--- Task requirements ---
In full and without deviation, reproduce the records that follow.

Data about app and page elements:
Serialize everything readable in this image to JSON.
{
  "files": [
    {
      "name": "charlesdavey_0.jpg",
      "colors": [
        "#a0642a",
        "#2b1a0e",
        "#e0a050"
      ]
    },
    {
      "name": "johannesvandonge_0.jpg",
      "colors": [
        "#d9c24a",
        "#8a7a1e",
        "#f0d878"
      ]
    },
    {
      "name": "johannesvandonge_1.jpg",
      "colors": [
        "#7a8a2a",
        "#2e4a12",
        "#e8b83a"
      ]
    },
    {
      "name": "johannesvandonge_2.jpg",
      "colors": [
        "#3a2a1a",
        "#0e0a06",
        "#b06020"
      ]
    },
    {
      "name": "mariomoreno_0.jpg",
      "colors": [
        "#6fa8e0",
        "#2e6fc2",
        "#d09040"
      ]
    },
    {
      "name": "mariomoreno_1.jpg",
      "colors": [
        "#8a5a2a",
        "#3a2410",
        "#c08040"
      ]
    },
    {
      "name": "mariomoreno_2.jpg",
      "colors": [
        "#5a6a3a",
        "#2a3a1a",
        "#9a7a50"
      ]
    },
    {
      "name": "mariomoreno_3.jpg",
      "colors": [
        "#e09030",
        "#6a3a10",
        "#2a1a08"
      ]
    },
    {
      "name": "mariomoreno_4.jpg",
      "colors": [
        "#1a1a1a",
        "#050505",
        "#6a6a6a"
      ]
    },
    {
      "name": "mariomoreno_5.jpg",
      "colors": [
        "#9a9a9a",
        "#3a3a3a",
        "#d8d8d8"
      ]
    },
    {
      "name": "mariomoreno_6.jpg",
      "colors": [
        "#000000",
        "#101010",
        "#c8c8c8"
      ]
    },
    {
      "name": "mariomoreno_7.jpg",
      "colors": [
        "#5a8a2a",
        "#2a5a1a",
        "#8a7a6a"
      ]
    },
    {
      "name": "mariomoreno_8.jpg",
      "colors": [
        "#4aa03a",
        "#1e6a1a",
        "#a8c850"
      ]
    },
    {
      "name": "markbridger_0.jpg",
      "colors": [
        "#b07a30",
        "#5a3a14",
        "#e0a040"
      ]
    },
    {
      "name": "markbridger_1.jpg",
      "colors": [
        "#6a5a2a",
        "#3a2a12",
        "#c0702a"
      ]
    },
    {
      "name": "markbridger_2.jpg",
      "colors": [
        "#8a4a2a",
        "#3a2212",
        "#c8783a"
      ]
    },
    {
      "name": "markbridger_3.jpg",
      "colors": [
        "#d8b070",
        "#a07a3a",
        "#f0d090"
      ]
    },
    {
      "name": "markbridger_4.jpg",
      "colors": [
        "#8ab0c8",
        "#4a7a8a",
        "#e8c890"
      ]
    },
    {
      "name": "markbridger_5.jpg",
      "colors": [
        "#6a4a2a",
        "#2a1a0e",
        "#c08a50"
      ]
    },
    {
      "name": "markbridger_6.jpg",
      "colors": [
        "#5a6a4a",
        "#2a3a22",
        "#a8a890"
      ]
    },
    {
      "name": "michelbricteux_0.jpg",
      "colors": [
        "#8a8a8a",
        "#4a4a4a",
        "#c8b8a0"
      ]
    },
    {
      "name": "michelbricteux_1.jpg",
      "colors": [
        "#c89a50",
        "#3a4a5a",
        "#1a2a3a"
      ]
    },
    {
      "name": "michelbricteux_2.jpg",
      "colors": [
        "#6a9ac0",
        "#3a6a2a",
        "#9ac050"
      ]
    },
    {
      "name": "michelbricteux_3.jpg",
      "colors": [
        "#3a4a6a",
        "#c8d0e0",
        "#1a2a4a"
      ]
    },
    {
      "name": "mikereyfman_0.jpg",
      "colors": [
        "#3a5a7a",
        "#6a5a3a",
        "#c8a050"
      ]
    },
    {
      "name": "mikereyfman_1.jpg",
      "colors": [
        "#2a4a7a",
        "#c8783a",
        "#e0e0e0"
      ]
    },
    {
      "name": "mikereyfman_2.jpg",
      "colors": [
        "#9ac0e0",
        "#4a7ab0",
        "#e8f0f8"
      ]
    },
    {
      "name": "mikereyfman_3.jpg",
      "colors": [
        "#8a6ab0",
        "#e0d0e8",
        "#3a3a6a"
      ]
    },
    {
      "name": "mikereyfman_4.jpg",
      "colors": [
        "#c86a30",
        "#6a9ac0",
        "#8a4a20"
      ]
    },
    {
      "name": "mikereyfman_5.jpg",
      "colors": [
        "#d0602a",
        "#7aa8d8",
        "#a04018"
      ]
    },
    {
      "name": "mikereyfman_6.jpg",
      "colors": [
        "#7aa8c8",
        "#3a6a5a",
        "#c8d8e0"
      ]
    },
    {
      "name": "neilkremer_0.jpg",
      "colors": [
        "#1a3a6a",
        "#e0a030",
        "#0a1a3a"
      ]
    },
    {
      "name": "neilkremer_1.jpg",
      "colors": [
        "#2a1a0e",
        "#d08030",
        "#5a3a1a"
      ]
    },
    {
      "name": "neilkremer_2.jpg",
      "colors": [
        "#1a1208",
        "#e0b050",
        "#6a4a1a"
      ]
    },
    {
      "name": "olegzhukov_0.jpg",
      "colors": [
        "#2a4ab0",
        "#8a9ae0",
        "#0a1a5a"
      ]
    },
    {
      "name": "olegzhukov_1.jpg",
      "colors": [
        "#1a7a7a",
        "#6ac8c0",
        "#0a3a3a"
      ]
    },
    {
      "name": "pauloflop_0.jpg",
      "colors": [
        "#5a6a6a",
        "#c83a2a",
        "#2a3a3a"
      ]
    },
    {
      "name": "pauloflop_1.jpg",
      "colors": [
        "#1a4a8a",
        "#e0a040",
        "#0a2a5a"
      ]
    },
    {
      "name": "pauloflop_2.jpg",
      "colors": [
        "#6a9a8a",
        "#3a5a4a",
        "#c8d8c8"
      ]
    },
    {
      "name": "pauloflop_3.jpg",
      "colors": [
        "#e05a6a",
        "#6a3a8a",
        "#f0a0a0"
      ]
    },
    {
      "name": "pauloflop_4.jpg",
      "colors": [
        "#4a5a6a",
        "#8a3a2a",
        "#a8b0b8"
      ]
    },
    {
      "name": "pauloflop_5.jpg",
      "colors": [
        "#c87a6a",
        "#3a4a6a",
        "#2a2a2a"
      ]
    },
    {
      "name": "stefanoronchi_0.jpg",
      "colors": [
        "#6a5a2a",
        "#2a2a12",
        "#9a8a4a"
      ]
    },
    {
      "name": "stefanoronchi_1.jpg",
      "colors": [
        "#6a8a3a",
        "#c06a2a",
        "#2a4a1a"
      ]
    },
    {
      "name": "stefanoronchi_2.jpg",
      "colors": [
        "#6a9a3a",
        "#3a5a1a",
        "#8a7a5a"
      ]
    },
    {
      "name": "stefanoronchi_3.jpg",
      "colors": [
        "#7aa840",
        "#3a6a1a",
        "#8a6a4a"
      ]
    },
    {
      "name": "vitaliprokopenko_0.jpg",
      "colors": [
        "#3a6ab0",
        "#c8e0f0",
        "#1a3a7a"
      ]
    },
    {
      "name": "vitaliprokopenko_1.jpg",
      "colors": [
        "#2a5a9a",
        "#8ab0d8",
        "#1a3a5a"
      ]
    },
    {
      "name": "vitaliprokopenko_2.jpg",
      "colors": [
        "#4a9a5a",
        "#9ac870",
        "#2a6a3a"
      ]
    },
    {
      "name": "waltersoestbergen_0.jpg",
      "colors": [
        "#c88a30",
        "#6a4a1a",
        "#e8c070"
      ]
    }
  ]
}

--- Output of the exercise ---
Serialize everything readable in this image to JSON.
{
  "files": [
    {
      "name": "charlesdavey_0.jpg",
      "colors": [
        "#a0642a",
        "#2b1a0e",
        "#e0a050"
      ]
    },
    {
      "name": "johannesvandonge_0.jpg",
      "colors": [
        "#d9c24a",
        "#8a7a1e",
        "#f0d878"
      ]
    },
    {
      "name": "johannesvandonge_1.jpg",
      "colors": [
        "#7a8a2a",
        "#2e4a12",
        "#e8b83a"
      ]
    },
    {
      "name": "johannesvandonge_2.jpg",
      "colors": [
        "#3a2a1a",
        "#0e0a06",
        "#b06020"
      ]
    },
    {
      "name": "mariomoreno_0.jpg",
      "colors": [
        "#6fa8e0",
        "#2e6fc2",
        "#d09040"
      ]
    },
    {
      "name": "mariomoreno_1.jpg",
      "colors": [
        "#8a5a2a",
        "#3a2410",
        "#c08040"
      ]
    },
    {
      "name": "mariomoreno_2.jpg",
      "colors": [
        "#5a6a3a",
        "#2a3a1a",
        "#9a7a50"
      ]
    },
    {
      "name": "mariomoreno_3.jpg",
      "colors": [
        "#e09030",
        "#6a3a10",
        "#2a1a08"
      ]
    },
    {
      "name": "mariomoreno_4.jpg",
      "colors": [
        "#1a1a1a",
        "#050505",
        "#6a6a6a"
      ]
    },
    {
      "name": "mariomoreno_5.jpg",
      "colors": [
        "#9a9a9a",
        "#3a3a3a",
        "#d8d8d8"
      ]
    },
    {
      "name": "mariomoreno_6.jpg",
      "colors": [
        "#000000",
        "#101010",
        "#c8c8c8"
      ]
    },
    {
      "name": "mariomoreno_7.jpg",
      "colors": [
        "#5a8a2a",
        "#2a5a1a",
        "#8a7a6a"
      ]
    },
    {
      "name": "mariomoreno_8.jpg",
      "colors": [
        "#4aa03a",
        "#1e6a1a",
        "#a8c850"
      ]
    },
    {
      "name": "markbridger_0.jpg",
      "colors": [
        "#b07a30",
        "#5a3a14",
        "#e0a040"
      ]
    },
    {
      "name": "markbridger_1.jpg",
      "colors": [
        "#6a5a2a",
        "#3a2a12",
        "#c0702a"
      ]
    },
    {
      "name": "markbridger_2.jpg",
      "colors": [
        "#8a4a2a",
        "#3a2212",
        "#c8783a"
      ]
    },
    {
      "name": "markbridger_3.jpg",
      "colors": [
        "#d8b070",
        "#a07a3a",
        "#f0d090"
      ]
    },
    {
      "name": "markbridger_4.jpg",
      "colors": [
        "#8ab0c8",
        "#4a7a8a",
        "#e8c890"
      ]
    },
    {
      "name": "markbridger_5.jpg",
      "colors": [
        "#6a4a2a",
        "#2a1a0e",
        "#c08a50"
      ]
    },
    {
      "name": "markbridger_6.jpg",
      "colors": [
        "#5a6a4a",
        "#2a3a22",
        "#a8a890"
      ]
    },
    {
      "name": "michelbricteux_0.jpg",
      "colors": [
        "#8a8a8a",
        "#4a4a4a",
        "#c8b8a0"
      ]
    },
    {
      "name": "michelbricteux_1.jpg",
      "colors": [
        "#c89a50",
        "#3a4a5a",
        "#1a2a3a"
      ]
    },
    {
      "name": "michelbricteux_2.jpg",
      "colors": [
        "#6a9ac0",
        "#3a6a2a",
        "#9ac050"
      ]
    },
    {
      "name": "michelbricteux_3.jpg",
      "colors": [
        "#3a4a6a",
        "#c8d0e0",
        "#1a2a4a"
      ]
    },
    {
      "name": "mikereyfman_0.jpg",
      "colors": [
        "#3a5a7a",
        "#6a5a3a",
        "#c8a050"
      ]
    },
    {
      "name": "mikereyfman_1.jpg",
      "colors": [
        "#2a4a7a",
        "#c8783a",
        "#e0e0e0"
      ]
    },
    {
      "name": "mikereyfman_2.jpg",
      "colors": [
        "#9ac0e0",
        "#4a7ab0",
        "#e8f0f8"
      ]
    },
    {
      "name": "mikereyfman_3.jpg",
      "colors": [
        "#8a6ab0",
        "#e0d0e8",
        "#3a3a6a"
      ]
    },
    {
      "name": "mikereyfman_4.jpg",
      "colors": [
        "#c86a30",
        "#6a9ac0",
        "#8a4a20"
      ]
    },
    {
      "name": "mikereyfman_5.jpg",
      "colors": [
        "#d0602a",
        "#7aa8d8",
        "#a04018"
      ]
    },
    {
      "name": "mikereyfman_6.jpg",
      "colors": [
        "#7aa8c8",
        "#3a6a5a",
        "#c8d8e0"
      ]
    },
    {
      "name": "neilkremer_0.jpg",
      "colors": [
        "#1a3a6a",
        "#e0a030",
        "#0a1a3a"
      ]
    },
    {
      "name": "neilkremer_1.jpg",
      "colors": [
        "#2a1a0e",
        "#d08030",
        "#5a3a1a"
      ]
    },
    {
      "name": "neilkremer_2.jpg",
      "colors": [
        "#1a1208",
        "#e0b050",
        "#6a4a1a"
      ]
    },
    {
      "name": "olegzhukov_0.jpg",
      "colors": [
        "#2a4ab0",
        "#8a9ae0",
        "#0a1a5a"
      ]
    },
    {
      "name": "olegzhukov_1.jpg",
      "colors": [
        "#1a7a7a",
        "#6ac8c0",
        "#0a3a3a"
      ]
    },
    {
      "name": "pauloflop_0.jpg",
      "colors": [
        "#5a6a6a",
        "#c83a2a",
        "#2a3a3a"
      ]
    },
    {
      "name": "pauloflop_1.jpg",
      "colors": [
        "#1a4a8a",
        "#e0a040",
        "#0a2a5a"
      ]
    },
    {
      "name": "pauloflop_2.jpg",
      "colors": [
        "#6a9a8a",
        "#3a5a4a",
        "#c8d8c8"
      ]
    },
    {
      "name": "pauloflop_3.jpg",
      "colors": [
        "#e05a6a",
        "#6a3a8a",
        "#f0a0a0"
      ]
    },
    {
      "name": "pauloflop_4.jpg",
      "colors": [
        "#4a5a6a",
        "#8a3a2a",
        "#a8b0b8"
      ]
    },
    {
      "name": "pauloflop_5.jpg",
      "colors": [
        "#c87a6a",
        "#3a4a6a",
        "#2a2a2a"
      ]
    },
    {
      "name": "stefanoronchi_0.jpg",
      "colors": [
        "#6a5a2a",
        "#2a2a12",
        "#9a8a4a"
      ]
    },
    {
      "name": "stefanoronchi_1.jpg",
      "colors": [
        "#6a8a3a",
        "#c06a2a",
        "#2a4a1a"
      ]
    },
    {
      "name": "stefanoronchi_2.jpg",
      "colors": [
        "#6a9a3a",
        "#3a5a1a",
        "#8a7a5a"
      ]
    },
    {
      "name": "stefanoronchi_3.jpg",
      "colors": [
        "#7aa840",
        "#3a6a1a",
        "#8a6a4a"
      ]
    },
    {
      "name": "vitaliprokopenko_0.jpg",
      "colors": [
        "#3a6ab0",
        "#c8e0f0",
        "#1a3a7a"
      ]
    },
    {
      "name": "vitaliprokopenko_1.jpg",
      "colors": [
        "#2a5a9a",
        "#8ab0d8",
        "#1a3a5a"
      ]
    },
    {
      "name": "vitaliprokopenko_2.jpg",
      "colors": [
        "#4a9a5a",
        "#9ac870",
        "#2a6a3a"
      ]
    },
    {
      "name": "waltersoestbergen_0.jpg",
      "colors": [
        "#c88a30",
        "#6a4a1a",
        "#e8c070"
      ]
    }
  ]
}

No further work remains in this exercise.